Former POWs were recognized with a luncheon and ceremony as part of National Former POW Recognition Day. The official recognition date is April 9 — the day in 1942 that United States forces surrendered and the Bataan Death March began.
Jack Gifford, a Utah resident of 50 years, was serving in the U.S. Army in North Korea when he was captured and imprisoned by the Chinese for 21 months until the end of the war.
"While I was crawling around on my hands and knees looking for a piece of equipment in the middle of the night, I was feeling around, and I feel this pinch — and it was Chinese," he said.
Gifford said he endured a lot of "mistreatment," often being bound in a way that would make him harm himself if he relaxed his muscles. He made it through two winters in Korea with no heat and was given only a gunny sack for a blanket.
To pass the time, he and a Hungarian who survived the Holocaust played bridge and chess, which Gifford said was a "really good" game because it took so long to play. They used to write each other every Christmas.
"You just get through from day to day, whatever's happening to you," Gifford said.
Five years ago, 80 former POWs in Utah were alive. That number has dwindled to 35. About a dozen died last year.
Their biographies reveal thriving lives of educational pursuits, happy families, military careers, long marriages and church service after surviving the Bataan Death March, Pearl Harbor, the Battle of the Bulge, Omaha Beach and Utah Beach.
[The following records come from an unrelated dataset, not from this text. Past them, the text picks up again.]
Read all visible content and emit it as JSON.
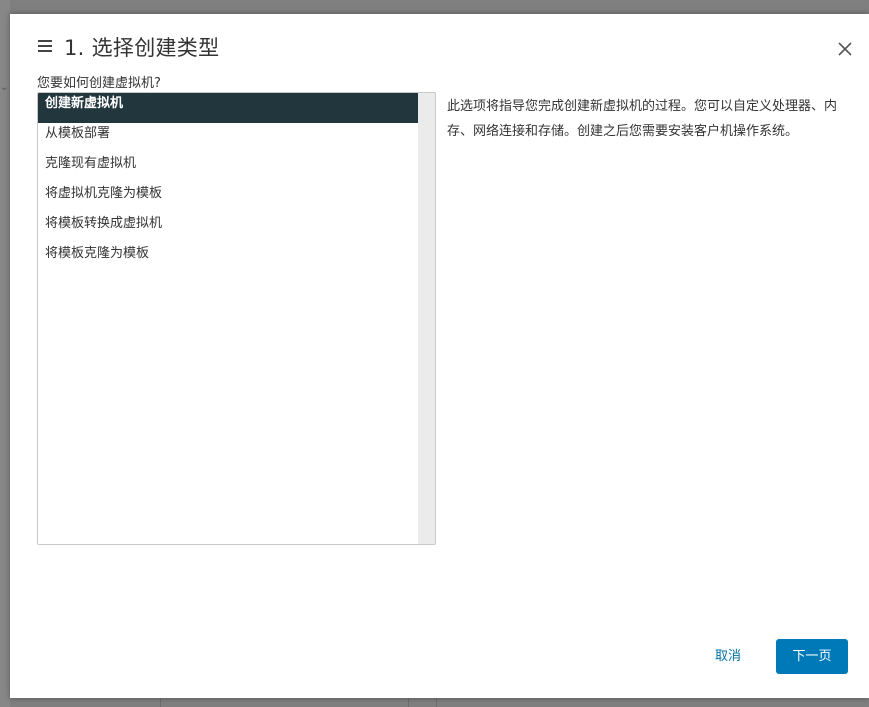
{
  "dialog": {
    "title": "1. 选择创建类型",
    "prompt": "您要如何创建虚拟机?",
    "options": [
      {
        "label": "创建新虚拟机",
        "selected": true
      },
      {
        "label": "从模板部署",
        "selected": false
      },
      {
        "label": "克隆现有虚拟机",
        "selected": false
      },
      {
        "label": "将虚拟机克隆为模板",
        "selected": false
      },
      {
        "label": "将模板转换成虚拟机",
        "selected": false
      },
      {
        "label": "将模板克隆为模板",
        "selected": false
      }
    ],
    "description": "此选项将指导您完成创建新虚拟机的过程。您可以自定义处理器、内存、网络连接和存储。创建之后您需要安装客户机操作系统。",
    "cancel_label": "取消",
    "next_label": "下一页"
  },
  "colors": {
    "selected_bg": "#22363d",
    "primary_button": "#0079b8",
    "link": "#0072a3"
  }
}
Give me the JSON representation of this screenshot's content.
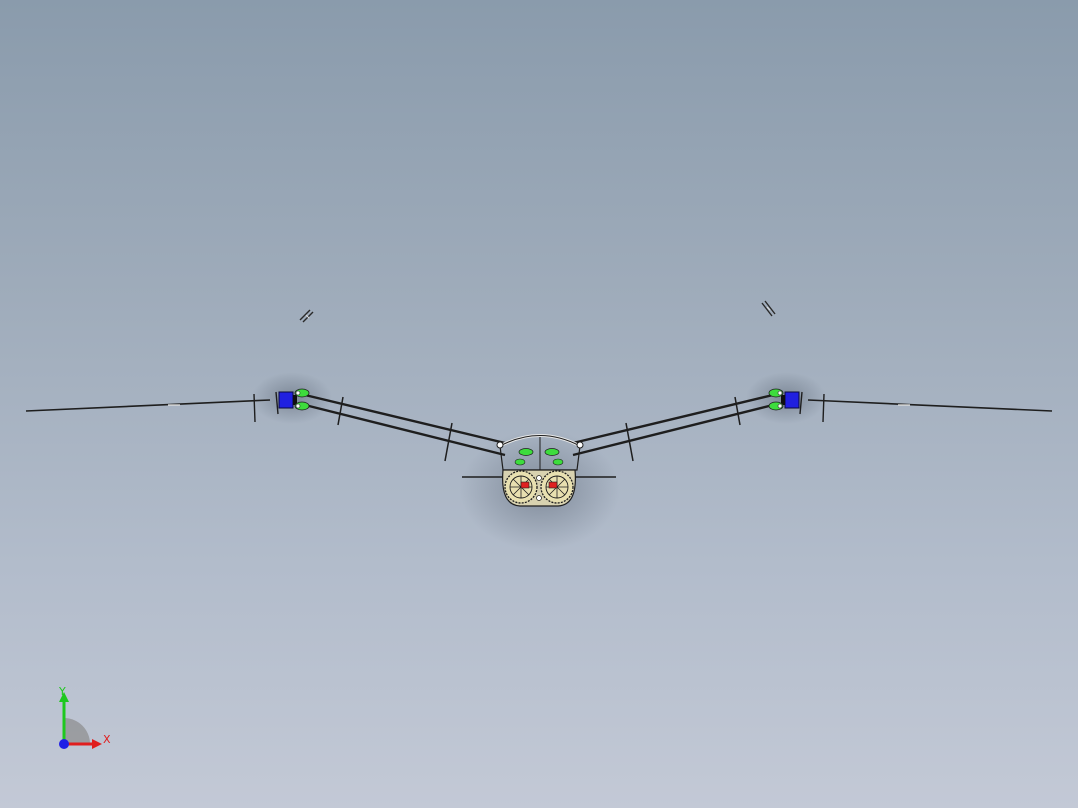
{
  "viewport": {
    "background_top": "#8a9bac",
    "background_bottom": "#c3c9d6"
  },
  "model": {
    "frame_color": "#1e1e1e",
    "motor_color": "#2020e0",
    "cam_color": "#3ddc3d",
    "gear_color": "#e8e0b0",
    "crank_color": "#e02020"
  },
  "triad": {
    "x_label": "X",
    "y_label": "Y",
    "x_color": "#e01e1e",
    "y_color": "#1ec81e",
    "z_color": "#1e1ee6"
  }
}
"The stories of their experience, their endurance, how they survived and the hope that demonstrates I think translates directly to all of us for what we can do in our lives to provide hope for one another, to keep striving, to keep supporting one another," said Steve Young, director of the VA Salt Lake City Health Care System.
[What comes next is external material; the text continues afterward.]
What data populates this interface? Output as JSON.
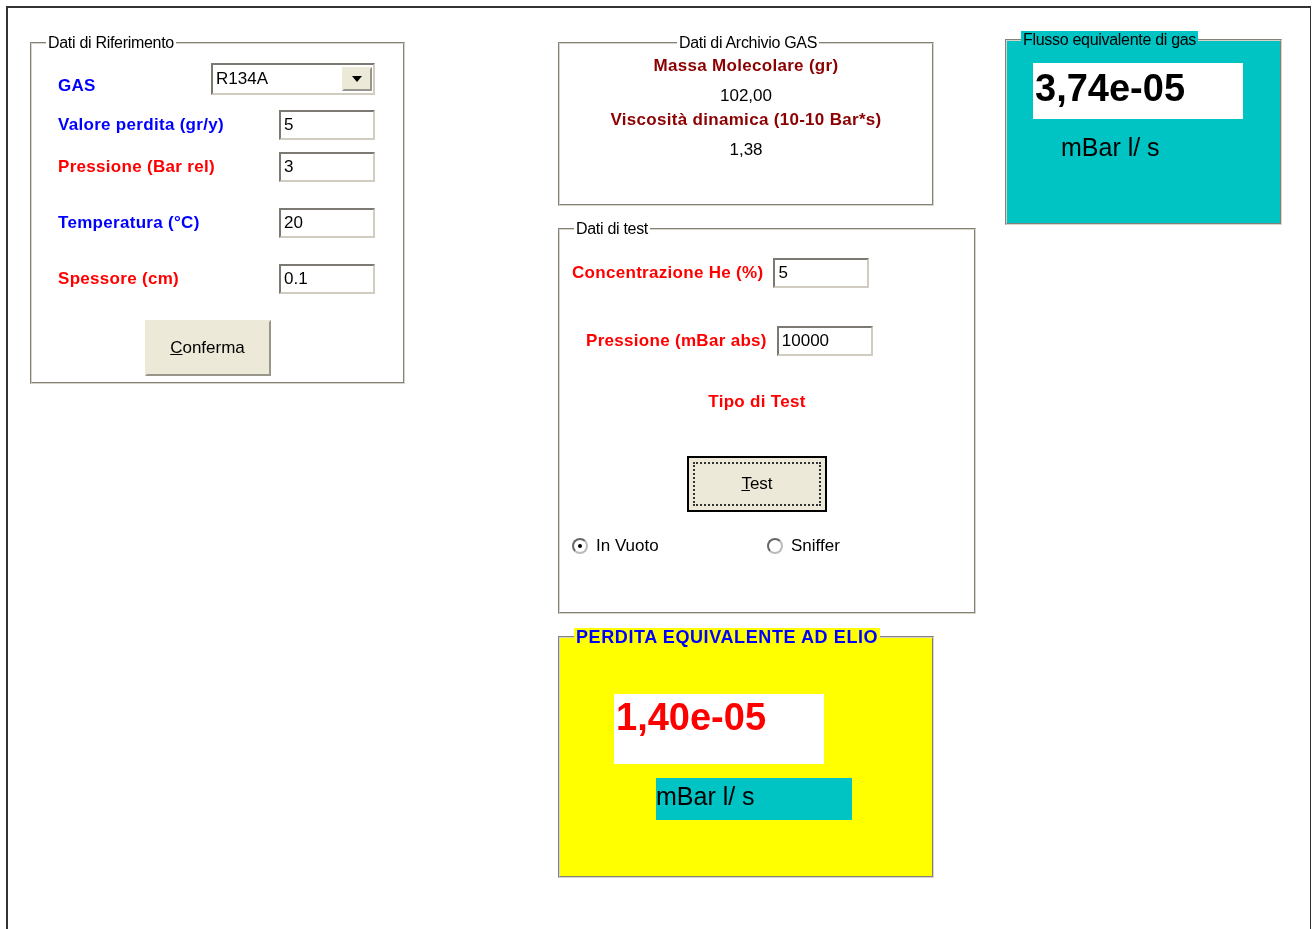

The stories of their experience, their endurance, how they survived and the hope that demonstrates I think translates directly to all of us for what we can do in our lives to provide hope for one another, to keep striving, to keep supporting one another,
–Steve Young, director of the VA Salt Lake City Health Care System
During a "Missing Man" table presentation, the servicemen and women still missing in action were remembered. The wives of former POWs were honored and given a military challenge coin.
Dale Rigby, who served on the USS Pueblo, was captured and held prisoner for 11 months after the Navy intelligence ship was "completely overwhelmed" by North Korean forces in January 1968, he said.
To pass the time and cope with being imprisoned, Rigby and his fellow POWs tried to use humor and to laugh. Rigby said his wife, Julie, has been his anchor in all the years since, as well as his four children — two of whom served in the armed forces even after knowing the "worst-case scenario."
"I look at them, their spouses, my grandchildren, and I'm very blessed to have survived and to have served with good, honorable men," Rigby said. "I'm very proud of the job we were trying to do."
Rigby said he enjoyed having lunch Friday with his family and spending time with a "great group of fellows."
"It's nice to be amongst people who understand that the residue of our experience is like yesterday, and it's like a thousand years ago," he said, "that we can look at each other, rub shoulders and without having to say a word, know (and) understand."